> _ASSIGNMENT_: Drop the images. Copy every line below character for character.

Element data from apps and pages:

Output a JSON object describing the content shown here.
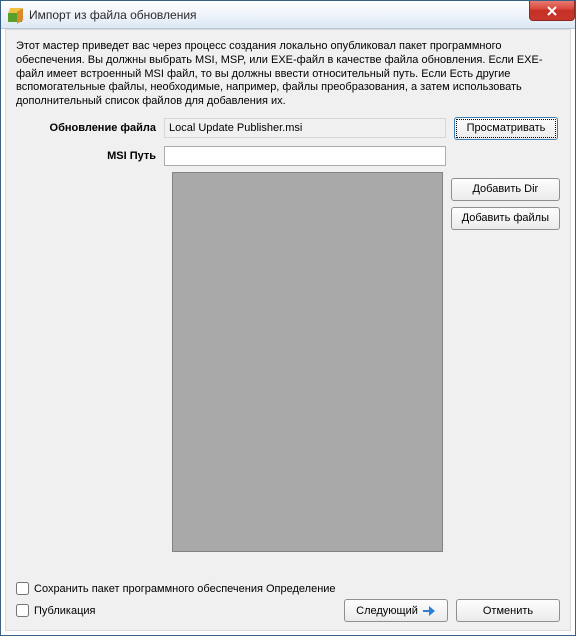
{
  "window": {
    "title": "Импорт из файла обновления",
    "icon": "package-icon"
  },
  "intro": "Этот мастер приведет вас через процесс создания локально опубликовал пакет программного обеспечения. Вы должны выбрать MSI, MSP, или EXE-файл в качестве файла обновления. Если EXE-файл имеет встроенный MSI файл, то вы должны ввести относительный путь. Если Есть другие вспомогательные файлы, необходимые, например, файлы преобразования, а затем использовать дополнительный список файлов для добавления их.",
  "labels": {
    "updateFile": "Обновление файла",
    "msiPath": "MSI Путь"
  },
  "fields": {
    "updateFile": "Local Update Publisher.msi",
    "msiPath": ""
  },
  "buttons": {
    "browse": "Просматривать",
    "addDir": "Добавить Dir",
    "addFiles": "Добавить файлы",
    "next": "Следующий",
    "cancel": "Отменить"
  },
  "checkboxes": {
    "saveDef": "Сохранить пакет программного обеспечения Определение",
    "publish": "Публикация"
  }
}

> _RESPONSE_:
Output a JSON object describing the content shown here.
{
  "window": {
    "title": "Импорт из файла обновления",
    "icon": "package-icon"
  },
  "intro": "Этот мастер приведет вас через процесс создания локально опубликовал пакет программного обеспечения. Вы должны выбрать MSI, MSP, или EXE-файл в качестве файла обновления. Если EXE-файл имеет встроенный MSI файл, то вы должны ввести относительный путь. Если Есть другие вспомогательные файлы, необходимые, например, файлы преобразования, а затем использовать дополнительный список файлов для добавления их.",
  "labels": {
    "updateFile": "Обновление файла",
    "msiPath": "MSI Путь"
  },
  "fields": {
    "updateFile": "Local Update Publisher.msi",
    "msiPath": ""
  },
  "buttons": {
    "browse": "Просматривать",
    "addDir": "Добавить Dir",
    "addFiles": "Добавить файлы",
    "next": "Следующий",
    "cancel": "Отменить"
  },
  "checkboxes": {
    "saveDef": "Сохранить пакет программного обеспечения Определение",
    "publish": "Публикация"
  }
}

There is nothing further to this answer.